Microsoft SQL Server source connector

Use the Microsoft SQL Server CDC (Change Data Capture) Connector to get data from Microsoft SQL Server into Decodable. The SQL Server CDC Connector is powered by Debezium and able to extract and send change events (each INSERT, UPDATE, and DELETE) through Decodable.

Features

Delivery guarantee

Exactly once

Write to multiple streams

Yes

Prerequisites

Before you can get data from SQL Server, the following requirements must be met:

Steps: Create a connection

If you want to use the Decodable CLI or API to create the connection, you can refer to the Property Name column for information about what the underlying property names are. The connector name is sqlserver-cdc.
  1. From the Connections page, select SQL Server CDC and complete the following fields.

    UI Field Property Name Description

    Connection Type

    N/A

    Select Source to use this connector to get data into Decodable.

    Host

    hostname

    The host name for your SQL Server database. For example, sql-server.

    Port

    port

    Optional. The port number to use when connecting to the host.

    Defaults to 1433.

    Database

    database-name

    The name of the database containing the tables that you want to ingest data from. If empty, this connection connects to all existing databases.

    Username

    username

    The username to use to authenticate to SQL Server.

    Password

    password

    The password associated with the username. This must be provided as a secret resource. If you are using the Decodable CLI, run decodable secret list to view available secrets or decodable secret --help for help with creating a new secret.

    Note: For security purposes, Decodable will never display secret values in plaintext. You can manage which users have permissions to create, delete, or modify secrets in the Access Control management view. See Roles, groups, and permissions for more information.

    Scan Startup Mode

    scan.startup.mode

    Optional. Specifies where in the collection to start reading data when the connection is first started or when it’s restarted. Must be one of the following:

    • initial: At startup, takes an initial snapshot of monitored database tables, then continuously reads the latest binlog entries thereafter.

    • latest-offset: Avoids taking an initial snapshot of monitored database tables upon startup. Instead, reads changes from the end of the binlog, capturing only the modifications made since the connector was initiated or restarted.
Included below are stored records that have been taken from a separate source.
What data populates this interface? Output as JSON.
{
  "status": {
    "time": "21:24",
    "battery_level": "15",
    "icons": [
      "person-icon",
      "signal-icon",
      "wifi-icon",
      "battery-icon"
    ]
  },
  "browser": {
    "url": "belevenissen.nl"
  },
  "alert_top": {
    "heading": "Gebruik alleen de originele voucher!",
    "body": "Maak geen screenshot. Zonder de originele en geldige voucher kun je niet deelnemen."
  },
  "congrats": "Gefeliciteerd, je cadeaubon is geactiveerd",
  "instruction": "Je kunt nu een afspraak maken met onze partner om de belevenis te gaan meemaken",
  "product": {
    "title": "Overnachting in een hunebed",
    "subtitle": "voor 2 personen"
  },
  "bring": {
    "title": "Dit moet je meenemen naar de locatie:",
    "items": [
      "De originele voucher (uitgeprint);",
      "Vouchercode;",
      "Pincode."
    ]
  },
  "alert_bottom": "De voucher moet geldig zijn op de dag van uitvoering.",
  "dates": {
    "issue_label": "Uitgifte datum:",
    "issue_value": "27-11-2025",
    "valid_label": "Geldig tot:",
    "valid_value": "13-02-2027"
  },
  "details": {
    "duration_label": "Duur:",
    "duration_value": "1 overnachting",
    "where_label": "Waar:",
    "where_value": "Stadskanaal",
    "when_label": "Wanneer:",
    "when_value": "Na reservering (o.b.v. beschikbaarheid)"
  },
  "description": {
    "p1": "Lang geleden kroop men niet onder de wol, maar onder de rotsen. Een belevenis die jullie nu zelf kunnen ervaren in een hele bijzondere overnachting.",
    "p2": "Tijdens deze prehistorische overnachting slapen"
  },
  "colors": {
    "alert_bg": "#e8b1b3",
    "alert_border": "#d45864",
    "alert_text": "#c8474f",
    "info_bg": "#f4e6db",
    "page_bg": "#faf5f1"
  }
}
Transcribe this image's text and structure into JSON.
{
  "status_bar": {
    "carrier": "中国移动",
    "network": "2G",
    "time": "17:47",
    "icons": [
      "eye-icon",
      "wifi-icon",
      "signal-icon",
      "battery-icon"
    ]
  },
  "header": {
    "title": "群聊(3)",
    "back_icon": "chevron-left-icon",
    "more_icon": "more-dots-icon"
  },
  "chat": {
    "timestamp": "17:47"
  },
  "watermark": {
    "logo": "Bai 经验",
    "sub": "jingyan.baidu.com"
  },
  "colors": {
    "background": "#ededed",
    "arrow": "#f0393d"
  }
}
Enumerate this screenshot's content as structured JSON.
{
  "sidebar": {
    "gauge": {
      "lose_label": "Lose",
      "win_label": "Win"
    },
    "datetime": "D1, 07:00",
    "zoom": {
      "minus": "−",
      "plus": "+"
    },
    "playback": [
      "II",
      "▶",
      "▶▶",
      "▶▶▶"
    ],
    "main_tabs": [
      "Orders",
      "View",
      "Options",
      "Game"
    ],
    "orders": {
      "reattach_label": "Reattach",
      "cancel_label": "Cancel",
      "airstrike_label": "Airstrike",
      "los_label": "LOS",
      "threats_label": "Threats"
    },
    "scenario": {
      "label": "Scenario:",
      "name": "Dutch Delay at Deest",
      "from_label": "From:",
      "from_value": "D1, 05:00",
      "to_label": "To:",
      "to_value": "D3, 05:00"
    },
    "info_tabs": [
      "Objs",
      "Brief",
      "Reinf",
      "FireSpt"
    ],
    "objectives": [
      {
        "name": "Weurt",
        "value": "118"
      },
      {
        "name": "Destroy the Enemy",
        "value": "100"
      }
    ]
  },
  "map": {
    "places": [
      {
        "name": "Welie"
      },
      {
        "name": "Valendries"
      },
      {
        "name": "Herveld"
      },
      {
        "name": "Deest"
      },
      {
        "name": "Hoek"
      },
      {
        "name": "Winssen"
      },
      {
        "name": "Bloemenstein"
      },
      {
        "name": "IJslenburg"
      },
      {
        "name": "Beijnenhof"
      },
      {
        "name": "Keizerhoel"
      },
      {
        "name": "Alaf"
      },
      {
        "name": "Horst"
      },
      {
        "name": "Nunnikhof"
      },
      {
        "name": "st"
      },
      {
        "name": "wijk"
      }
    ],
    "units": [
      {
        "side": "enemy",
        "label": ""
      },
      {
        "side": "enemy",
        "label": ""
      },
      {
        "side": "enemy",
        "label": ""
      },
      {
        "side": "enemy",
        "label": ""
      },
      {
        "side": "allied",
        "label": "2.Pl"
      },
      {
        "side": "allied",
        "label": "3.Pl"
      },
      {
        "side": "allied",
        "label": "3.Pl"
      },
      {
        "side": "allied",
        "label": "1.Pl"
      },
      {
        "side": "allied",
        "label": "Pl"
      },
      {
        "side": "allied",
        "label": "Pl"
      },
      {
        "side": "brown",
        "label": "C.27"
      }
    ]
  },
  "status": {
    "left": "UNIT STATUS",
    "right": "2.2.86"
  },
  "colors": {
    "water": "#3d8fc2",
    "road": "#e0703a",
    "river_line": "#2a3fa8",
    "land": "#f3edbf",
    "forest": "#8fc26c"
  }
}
    • timestamp: Bypasses the snapshot phase and initiates reading binlog events directly from a specified timestamp.

    Defaults to initial.

    Starting Timestamp

    scan.startup.timestamp-millis

    The timestamp to start reading data from, specified in milliseconds since Unix time.

    Only applicable if scan.startup.mode is timestamp.

  2. Select Next. The next screen shows a list of tables that Decodable has detected from the SQL Server host.

  3. Select the tables that you want to ingest data from. Decodable automatically creates a stream for each table selected. Each stream’s schema is automatically translated from SQL Server, including the field names, the data types of those fields, and which fields to use as the primary key. See Data Types Mapping for how SQL Server types map to Decodable types.

    1. By default, Decodable uses the same name for the stream as the input table. If a stream already exists with that name and the schema of the stream matches the schema of the input table, Decodable uses that stream instead.

  4. (Optional) If you want to rename the stream created, you can override the generated stream name.

    1. For example, if you want to limit access to certain streams, you might choose to prefix specific streams and use role-based access control to grant access to certain prefixes. See Roles, groups, and permissions.

  5. Select Next.

  6. Give the newly created connection a Name and Description. Then, select Save.

Data Types Mapping

The following table shows the Decodable data types that are generated from the corresponding SQL Server data types.

If you are creating this connection with Decodable Web, then you will see a preview of how the SQL Server data types are translated to Decodable data types before your connection is created. This preview isn’t shown when you are using the Decodable CLI, so use this table as a reference for what your SQL Server data types will look like in Decodable.

SQL Server Type Decodable Type

TINYINT

SMALLINT

SMALLINT

INT

INT

BIGINT

BIGINT

REAL

FLOAT(≤24)

FLOAT

FLOAT

FLOAT(≥25)

DOUBLE

DECIMAL(p, s)

NUMERIC(p, s)

DECIMAL(p,s)

BIT

BOOLEAN

MONEY

DECIMAL(19, 4)

SMALLMONEY

DECIMAL(10, 4)

DATE

DATE

SMALLDATETIME

TIMESTAMP(0)

DATETIME

TIMESTAMP(3)

DATETIME2

TIMESTAMP(7)

DATETIME2(p)

TIMESTAMP(p)

DATETIMEOFFSET

TIMESTAMP(7) WITH LOCAL TIME ZONE

DATETIMEOFFSET(p)

TIMESTAMP(p) WITH LOCAL TIME ZONE

TIME

TIME(7)

TIME(p)

TIME(p)

CHAR(n)

NCHAR(n)

CHAR(n)

VARCHAR(n)

NVARCHAR(n)

VARCHAR(n)

VARCHAR(MAX)

NVARCHAR(MAX)

STRING

BINARY(n)

BINARY(n)

VARBINARY(n)

VARBINARY(n)

VARBINARY(MAX)

IMAGE

BYTES

TEXT

NTEXT

XML

STRING